** Website and app data records **
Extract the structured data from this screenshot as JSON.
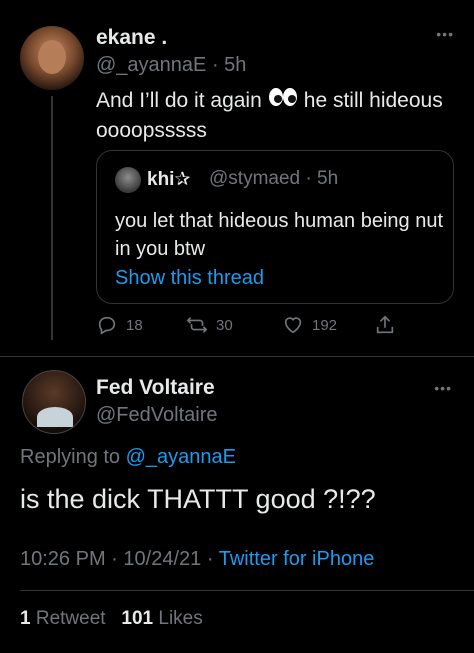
{
  "quoted_by": {
    "name": "ekane .",
    "handle": "@_ayannaE",
    "time": "· 5h",
    "text_before_emoji": "And I’ll do it again",
    "text_after_emoji": "he still hideous oooopsssss",
    "emoji": "eyes-emoji",
    "quote": {
      "name": "khi",
      "name_glyph": "✰",
      "handle": "@stymaed",
      "time": "· 5h",
      "text": "you let that hideous human being nut in you btw",
      "link": "Show this thread"
    },
    "actions": {
      "replies": "18",
      "retweets": "30",
      "likes": "192"
    }
  },
  "main_tweet": {
    "name": "Fed Voltaire",
    "handle": "@FedVoltaire",
    "replying_prefix": "Replying to",
    "replying_handle": "@_ayannaE",
    "text": "is the dick THATTT good ?!??",
    "time": "10:26 PM",
    "date": "10/24/21",
    "source": "Twitter for iPhone",
    "retweet_count": "1",
    "retweet_label": "Retweet",
    "like_count": "101",
    "like_label": "Likes"
  },
  "more_glyph": "•••",
  "colors": {
    "background": "#000000",
    "text": "#e7e9ea",
    "muted": "#71767b",
    "link": "#1d9bf0",
    "border": "#2f3336"
  }
}
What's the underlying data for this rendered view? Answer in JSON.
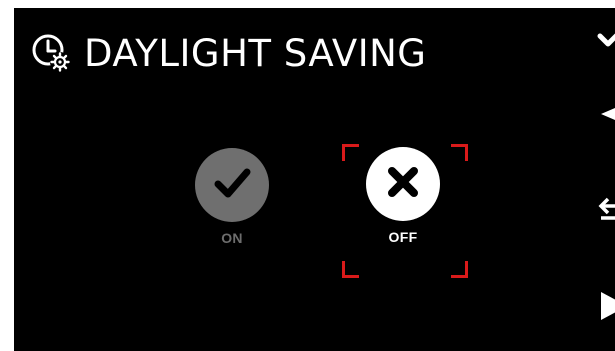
{
  "header": {
    "title": "DAYLIGHT SAVING",
    "icon": "clock-gear-icon"
  },
  "options": [
    {
      "label": "ON",
      "icon": "checkmark-icon",
      "selected": false
    },
    {
      "label": "OFF",
      "icon": "x-mark-icon",
      "selected": true
    }
  ],
  "side_controls": [
    {
      "icon": "checkmark-icon",
      "role": "confirm"
    },
    {
      "icon": "triangle-left-icon",
      "role": "back"
    },
    {
      "icon": "swap-arrows-icon",
      "role": "switch"
    },
    {
      "icon": "triangle-right-icon",
      "role": "next"
    }
  ],
  "colors": {
    "background": "#000000",
    "text": "#ffffff",
    "inactive": "#6f6f6f",
    "selection": "#d91a1a"
  }
}
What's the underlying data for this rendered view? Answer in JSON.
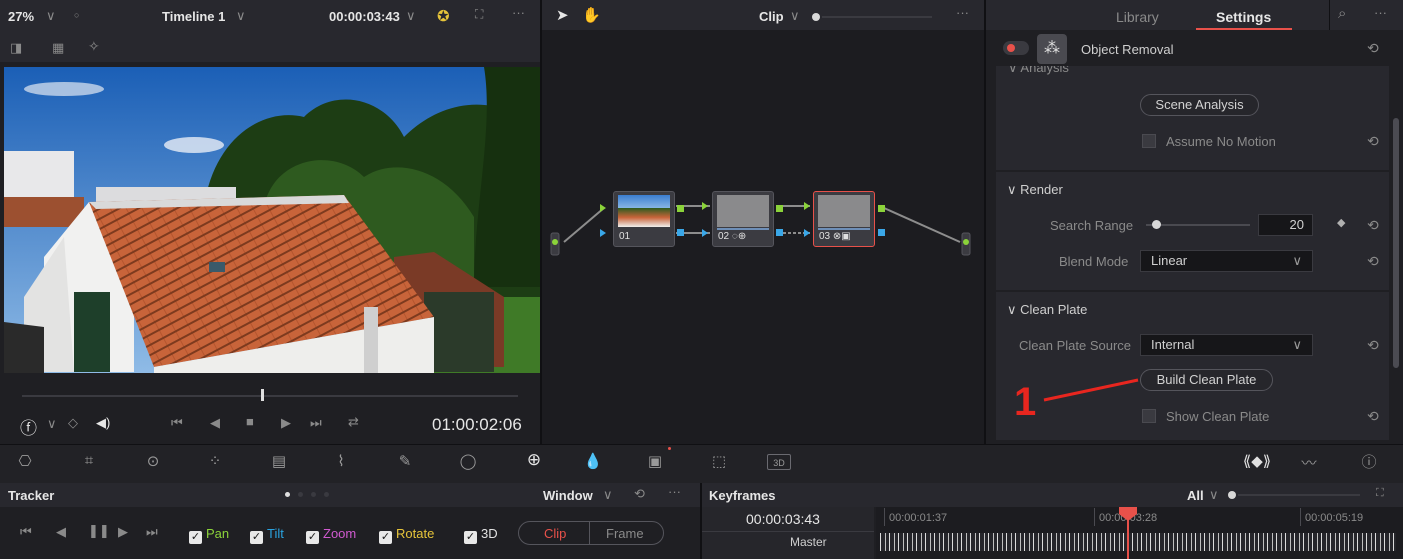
{
  "viewer": {
    "zoom": "27%",
    "timeline_name": "Timeline 1",
    "timecode_top": "00:00:03:43",
    "timecode_bottom": "01:00:02:06"
  },
  "nodes": {
    "mode_label": "Clip",
    "node1_label": "01",
    "node2_label": "02",
    "node3_label": "03"
  },
  "inspector": {
    "tab_library": "Library",
    "tab_settings": "Settings",
    "effect_title": "Object Removal",
    "section_analysis": "Analysis",
    "scene_analysis_button": "Scene Analysis",
    "assume_no_motion_label": "Assume No Motion",
    "section_render": "Render",
    "search_range_label": "Search Range",
    "search_range_value": "20",
    "search_range_fraction": 0.1,
    "blend_mode_label": "Blend Mode",
    "blend_mode_value": "Linear",
    "section_clean_plate": "Clean Plate",
    "clean_plate_source_label": "Clean Plate Source",
    "clean_plate_source_value": "Internal",
    "build_clean_plate_button": "Build Clean Plate",
    "show_clean_plate_label": "Show Clean Plate",
    "annotation_number": "1"
  },
  "tracker": {
    "title": "Tracker",
    "window_dropdown": "Window",
    "pan": "Pan",
    "tilt": "Tilt",
    "zoom": "Zoom",
    "rotate": "Rotate",
    "threed": "3D",
    "clip_tab": "Clip",
    "frame_tab": "Frame"
  },
  "keyframes": {
    "title": "Keyframes",
    "filter": "All",
    "current_time": "00:00:03:43",
    "track_name": "Master",
    "ruler_1": "00:00:01:37",
    "ruler_2": "00:00:03:28",
    "ruler_3": "00:00:05:19"
  },
  "toolbar": {
    "threed_badge": "3D"
  },
  "colors": {
    "accent_red": "#e8514a",
    "port_green": "#8bd33a",
    "port_blue": "#3aa7e8",
    "tab_underline": "#e8514a"
  }
}
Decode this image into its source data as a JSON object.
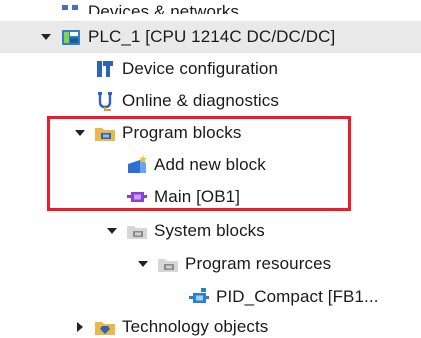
{
  "tree": {
    "items": [
      {
        "label": "Devices & networks",
        "icon": "devices-networks-icon"
      },
      {
        "label": "PLC_1 [CPU 1214C DC/DC/DC]",
        "icon": "plc-icon"
      },
      {
        "label": "Device configuration",
        "icon": "device-configuration-icon"
      },
      {
        "label": "Online & diagnostics",
        "icon": "online-diagnostics-icon"
      },
      {
        "label": "Program blocks",
        "icon": "folder-icon"
      },
      {
        "label": "Add new block",
        "icon": "add-block-icon"
      },
      {
        "label": "Main [OB1]",
        "icon": "organization-block-icon"
      },
      {
        "label": "System blocks",
        "icon": "folder-icon"
      },
      {
        "label": "Program resources",
        "icon": "folder-icon"
      },
      {
        "label": "PID_Compact [FB1...",
        "icon": "function-block-icon"
      },
      {
        "label": "Technology objects",
        "icon": "technology-folder-icon"
      }
    ]
  },
  "colors": {
    "highlight_border": "#f21a2a",
    "selected_row": "#e9e9e9",
    "folder": "#e8b84a",
    "ob_block": "#8a3fd9",
    "fb_block": "#2a7fd4"
  }
}
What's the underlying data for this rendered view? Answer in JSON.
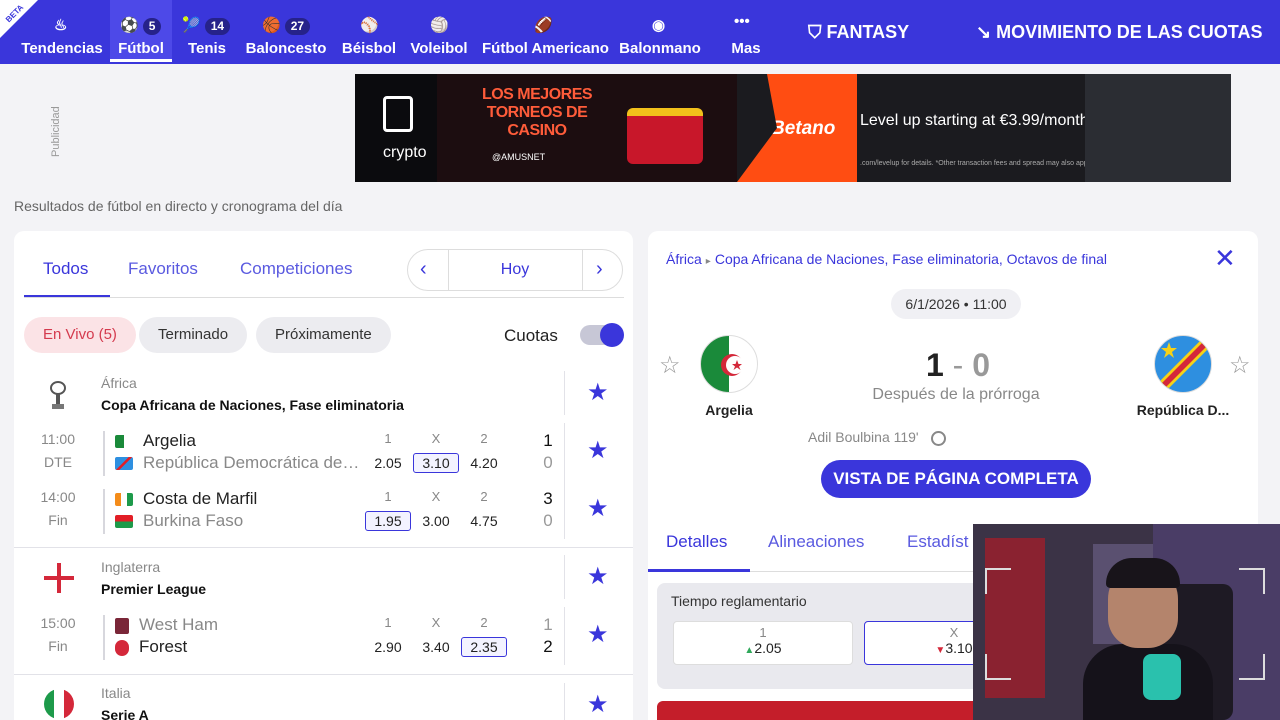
{
  "nav": {
    "beta": "BETA",
    "items": [
      {
        "label": "Tendencias",
        "icon": "flame-icon",
        "glyph": "🔥",
        "count": ""
      },
      {
        "label": "Fútbol",
        "icon": "soccer-ball-icon",
        "glyph": "⚽",
        "count": "5"
      },
      {
        "label": "Tenis",
        "icon": "tennis-icon",
        "glyph": "🎾",
        "count": "14"
      },
      {
        "label": "Baloncesto",
        "icon": "basketball-icon",
        "glyph": "🏀",
        "count": "27"
      },
      {
        "label": "Béisbol",
        "icon": "baseball-bat-icon",
        "glyph": "⚾",
        "count": ""
      },
      {
        "label": "Voleibol",
        "icon": "volleyball-icon",
        "glyph": "🏐",
        "count": ""
      },
      {
        "label": "Fútbol Americano",
        "icon": "american-football-icon",
        "glyph": "🏈",
        "count": ""
      },
      {
        "label": "Balonmano",
        "icon": "handball-icon",
        "glyph": "●",
        "count": ""
      },
      {
        "label": "Mas",
        "icon": "more-dots-icon",
        "glyph": "•••",
        "count": ""
      }
    ],
    "fantasy": "FANTASY",
    "odds_movement": "MOVIMIENTO DE LAS CUOTAS"
  },
  "ad": {
    "label": "Publicidad",
    "crypto": "crypto",
    "casino_title": "LOS MEJORES TORNEOS DE CASINO",
    "casino_brand": "@AMUSNET",
    "betano": "Betano",
    "level_up": "Level up starting at €3.99/month",
    "fine_print": ".com/levelup for details. *Other transaction fees and spread may also apply."
  },
  "page_subtitle": "Resultados de fútbol en directo y cronograma del día",
  "left": {
    "tabs": [
      "Todos",
      "Favoritos",
      "Competiciones"
    ],
    "date_label": "Hoy",
    "chips": {
      "live": "En Vivo (5)",
      "finished": "Terminado",
      "upcoming": "Próximamente"
    },
    "odds_label": "Cuotas",
    "odds_headers": [
      "1",
      "X",
      "2"
    ],
    "competitions": [
      {
        "region": "África",
        "league": "Copa Africana de Naciones, Fase eliminatoria",
        "matches": [
          {
            "time": "11:00",
            "status": "DTE",
            "home": "Argelia",
            "away": "República Democrática del Congo",
            "odds": [
              "2.05",
              "3.10",
              "4.20"
            ],
            "score_home": "1",
            "score_away": "0"
          },
          {
            "time": "14:00",
            "status": "Fin",
            "home": "Costa de Marfil",
            "away": "Burkina Faso",
            "odds": [
              "1.95",
              "3.00",
              "4.75"
            ],
            "score_home": "3",
            "score_away": "0"
          }
        ]
      },
      {
        "region": "Inglaterra",
        "league": "Premier League",
        "matches": [
          {
            "time": "15:00",
            "status": "Fin",
            "home": "West Ham",
            "away": "Forest",
            "odds": [
              "2.90",
              "3.40",
              "2.35"
            ],
            "score_home": "1",
            "score_away": "2"
          }
        ]
      },
      {
        "region": "Italia",
        "league": "Serie A",
        "matches": []
      }
    ]
  },
  "detail": {
    "breadcrumb_region": "África",
    "breadcrumb_competition": "Copa Africana de Naciones, Fase eliminatoria, Octavos de final",
    "datetime": "6/1/2026 • 11:00",
    "home": "Argelia",
    "away": "República D...",
    "score_home": "1",
    "score_sep": "-",
    "score_away": "0",
    "after": "Después de la prórroga",
    "scorer": "Adil Boulbina 119'",
    "full_page": "VISTA DE PÁGINA COMPLETA",
    "tabs": [
      "Detalles",
      "Alineaciones",
      "Estadíst"
    ],
    "regular_time": "Tiempo reglamentario",
    "odds": [
      {
        "key": "1",
        "value": "2.05",
        "dir": "up"
      },
      {
        "key": "X",
        "value": "3.10",
        "dir": "down"
      }
    ]
  }
}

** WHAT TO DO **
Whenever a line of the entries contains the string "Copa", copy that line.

** RESULT BELOW **
        "league": "Copa Africana de Naciones, Fase eliminatoria",
    "breadcrumb_competition": "Copa Africana de Naciones, Fase eliminatoria, Octavos de final",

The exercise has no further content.